The North Coast art style of the Haida has similarities to that of the Tsimshian and Tlingit. The Haidas were famous for their gigantic totem poles, red cedar houses, canoes, woven spruce root hats, and carvings in wood, argillite (a black mineral) and ivory. There has been very little archaeological investigation in Haida Gwaii. This makes it difficult to know how long these art forms have existed. However, a beautifully carved bentwood box was found in a cave on Kuiu Island, Alaska, and found to be over 500 years old by radiocarbon dating.
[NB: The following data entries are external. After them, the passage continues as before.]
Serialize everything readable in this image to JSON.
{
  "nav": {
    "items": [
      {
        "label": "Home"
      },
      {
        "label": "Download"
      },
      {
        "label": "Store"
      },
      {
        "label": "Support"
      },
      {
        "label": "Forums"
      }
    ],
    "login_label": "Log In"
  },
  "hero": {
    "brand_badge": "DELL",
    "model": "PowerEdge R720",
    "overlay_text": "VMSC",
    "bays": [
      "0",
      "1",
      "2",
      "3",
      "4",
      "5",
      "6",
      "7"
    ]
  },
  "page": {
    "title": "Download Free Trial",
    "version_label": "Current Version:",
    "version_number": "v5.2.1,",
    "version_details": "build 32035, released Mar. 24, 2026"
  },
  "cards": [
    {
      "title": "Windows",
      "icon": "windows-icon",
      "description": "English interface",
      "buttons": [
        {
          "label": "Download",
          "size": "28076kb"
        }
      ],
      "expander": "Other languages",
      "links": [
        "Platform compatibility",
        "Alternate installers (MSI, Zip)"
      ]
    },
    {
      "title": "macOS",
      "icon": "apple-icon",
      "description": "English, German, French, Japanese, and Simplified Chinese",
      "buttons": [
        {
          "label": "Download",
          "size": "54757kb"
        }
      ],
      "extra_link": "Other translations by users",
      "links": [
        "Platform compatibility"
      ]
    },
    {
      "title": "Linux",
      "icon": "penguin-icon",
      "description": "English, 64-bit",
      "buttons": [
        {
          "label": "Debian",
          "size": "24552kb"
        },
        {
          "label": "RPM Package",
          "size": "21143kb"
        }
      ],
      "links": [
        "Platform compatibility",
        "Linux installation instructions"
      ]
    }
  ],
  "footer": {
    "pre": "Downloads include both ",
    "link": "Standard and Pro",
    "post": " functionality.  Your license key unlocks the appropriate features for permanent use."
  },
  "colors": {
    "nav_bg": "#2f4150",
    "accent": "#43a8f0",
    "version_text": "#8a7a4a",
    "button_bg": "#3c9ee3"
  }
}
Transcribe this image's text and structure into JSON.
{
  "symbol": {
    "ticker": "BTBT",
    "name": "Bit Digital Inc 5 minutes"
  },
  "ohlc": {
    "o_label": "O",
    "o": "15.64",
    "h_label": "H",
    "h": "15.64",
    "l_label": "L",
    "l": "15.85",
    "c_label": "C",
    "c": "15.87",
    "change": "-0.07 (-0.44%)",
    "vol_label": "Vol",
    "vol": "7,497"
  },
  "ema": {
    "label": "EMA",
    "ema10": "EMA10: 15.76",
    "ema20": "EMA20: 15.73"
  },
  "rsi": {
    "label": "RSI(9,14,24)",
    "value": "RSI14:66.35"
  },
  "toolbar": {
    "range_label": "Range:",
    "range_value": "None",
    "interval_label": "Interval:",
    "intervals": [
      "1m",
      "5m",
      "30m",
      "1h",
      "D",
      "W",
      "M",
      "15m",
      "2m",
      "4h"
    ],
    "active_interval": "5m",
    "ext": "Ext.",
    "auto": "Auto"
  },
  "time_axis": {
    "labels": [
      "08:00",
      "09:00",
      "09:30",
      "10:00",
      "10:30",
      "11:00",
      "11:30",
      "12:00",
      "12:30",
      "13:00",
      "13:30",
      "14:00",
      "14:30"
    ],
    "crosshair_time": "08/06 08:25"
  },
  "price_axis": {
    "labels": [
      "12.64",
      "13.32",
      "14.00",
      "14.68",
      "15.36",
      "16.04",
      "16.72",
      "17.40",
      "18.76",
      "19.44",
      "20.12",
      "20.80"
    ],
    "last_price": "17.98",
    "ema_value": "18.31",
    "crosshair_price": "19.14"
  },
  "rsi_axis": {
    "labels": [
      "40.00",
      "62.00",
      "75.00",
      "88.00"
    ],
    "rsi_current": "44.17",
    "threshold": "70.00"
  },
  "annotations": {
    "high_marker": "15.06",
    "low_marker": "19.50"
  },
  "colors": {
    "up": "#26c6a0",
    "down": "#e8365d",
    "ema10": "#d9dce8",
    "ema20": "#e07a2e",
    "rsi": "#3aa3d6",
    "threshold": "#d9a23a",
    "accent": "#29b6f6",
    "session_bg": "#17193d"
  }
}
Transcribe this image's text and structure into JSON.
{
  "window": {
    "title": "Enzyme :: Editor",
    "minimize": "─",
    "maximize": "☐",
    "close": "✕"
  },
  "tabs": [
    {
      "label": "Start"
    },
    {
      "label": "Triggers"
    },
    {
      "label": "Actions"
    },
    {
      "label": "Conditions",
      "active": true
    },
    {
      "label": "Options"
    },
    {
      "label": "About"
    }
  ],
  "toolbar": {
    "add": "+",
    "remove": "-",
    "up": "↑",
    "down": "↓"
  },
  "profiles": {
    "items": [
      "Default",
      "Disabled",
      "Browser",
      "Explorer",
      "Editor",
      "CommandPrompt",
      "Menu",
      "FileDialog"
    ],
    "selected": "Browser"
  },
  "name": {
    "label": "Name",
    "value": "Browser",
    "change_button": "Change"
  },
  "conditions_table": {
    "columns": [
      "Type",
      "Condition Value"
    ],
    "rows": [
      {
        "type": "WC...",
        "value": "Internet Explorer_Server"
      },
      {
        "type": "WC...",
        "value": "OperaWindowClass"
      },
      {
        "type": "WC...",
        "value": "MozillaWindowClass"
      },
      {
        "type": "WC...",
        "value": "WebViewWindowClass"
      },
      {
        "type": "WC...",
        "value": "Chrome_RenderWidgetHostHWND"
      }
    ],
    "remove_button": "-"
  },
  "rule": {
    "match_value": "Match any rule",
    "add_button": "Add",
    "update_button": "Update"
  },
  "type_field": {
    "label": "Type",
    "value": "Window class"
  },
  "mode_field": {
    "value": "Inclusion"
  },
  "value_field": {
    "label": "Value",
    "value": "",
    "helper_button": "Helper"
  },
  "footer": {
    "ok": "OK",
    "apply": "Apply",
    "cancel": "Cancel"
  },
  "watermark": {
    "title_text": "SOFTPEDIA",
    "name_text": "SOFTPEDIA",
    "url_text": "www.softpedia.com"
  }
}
In 1774, Commander Juan Perez of the Santiago was the first to meet the Haida people. Collections that he made, now at the Museo de America in Madrid, Spain, include an ivory seabird charm and spruce root hat that are both recognized as masterworks. In Haida Art (1989) Dr. George H. McDonald identified the second half of the 19th century as the Golden Age of Haida art, when Albert Edward Edenshaw, John Robson, and Charles Edenshaw were prominent. Charles Edenshaw was a great artist and a very humble man, who had been poor and sickly in his youth. None of the articles about him mention that his eyes were crossed and that he could only work for short periods of time.

There were many other artists to be remembered from this period—Ed Collison, Louie Collison, Charles Gladstone, George Gunya, William Dixon, Moses Jones, Paul Jones, Moses McKay, Henry Moody, Joseph Moody, Tom Price, William Russ, Joshu Work, George Young, and Dwight Wallace.

In the 20th century, there were many artists who continued carving and weaving. The carvers were Arthur Adams, Victor Adams, Andrew Brown, Isaac Chapman, Frank Charles, Claude Davidson, Robert Davidson, Sr., George Paul Hill, Fred Grant, Molly Jones, John Marks, Arthur Moody, Rufus Moody, Clarence Peele, Warren Peele, Robert Ridley, Luke Watson, Alex Yeltatzie, and Jones Yeltatzie. The weavers were Lydia Charles, Julia Davis, Amanda Edgars, Lucy Frank, Louisa Peele, Emily Thompson, Grace Wilson, Agnes Yeltatzie, and Lucy Young. Hannah Parnell made cedar bark rope and twine.

Selina Adams Peratrovich was instrumental in preserving the art of Haida weaving. She was the first weaver to use yellow cedar; there are no yellow cedar baskets in any early museum collection. She and Emily Thompson were the only weavers who remembered how to make the traditional spruce root hats, and only Selina knew how to weave the potlatch rings on top. She taught spruce root weaving at the Alaska State Museum, the Ketchikan Museum, Ketchikan Community College, the University of Alaska Southeast, and in communities from Massett to Bethel. She continued giving classes at the university until her death at age 95, in 1984.

Selina Peratrovich would be very proud of two of her students. In 2005, Isobel Adams Rorick was elected to the Royal Canadian Academy of Arts. April Varnell had a basket displayed at the Metropolitan Museum of Art in New York City. Haida basketry will continue to be an important part of culture on Haida Gwaii due to the teaching of Holly Burns, April Varnell, and Evelyn Wylie, Selina’s grandchildren.

The contemporary artists of today are challenging and broadening the perception of Northwest Coast art. Charles Edenshaw paved the way for these young artists to be modern and experimental. He carved elephants, snakes, and even a sphinx. Every collector knows the work of Bill Reid, Robert Davidson, Jim Hart, Christian White, Frieda Deising, Don Yoemans, and Gujao.

The next generation of artists will continue to use the traditional skills that have been passed on from their ancestors, but will adapt to their modern culture—John Brent Bennett superimposing Haida designs on photographs and Don Varnell combining pop culture with Northwest Coast designs. Who knows what Justin Burns will create; he will be graduating from the Institute of American Indian Art in Santa Fe, NM in 2006 with his B.A. degree in Art.

Chief Wiah wrote, “I am confident that in the hands of our young artists we shall continue giving the world our unique form of art.”

I would like to take this opportunity to thank the museums who are caretakers of the objects that Haida artists created, so that Haida students will continue to learn from them now and in the future.

 

Delores Churchill is a well-known Haida artist, weaver, and basket maker who lives in Ketchikan, Alaska. She is the daughter of Selina Adams Peratrovich.

Top of page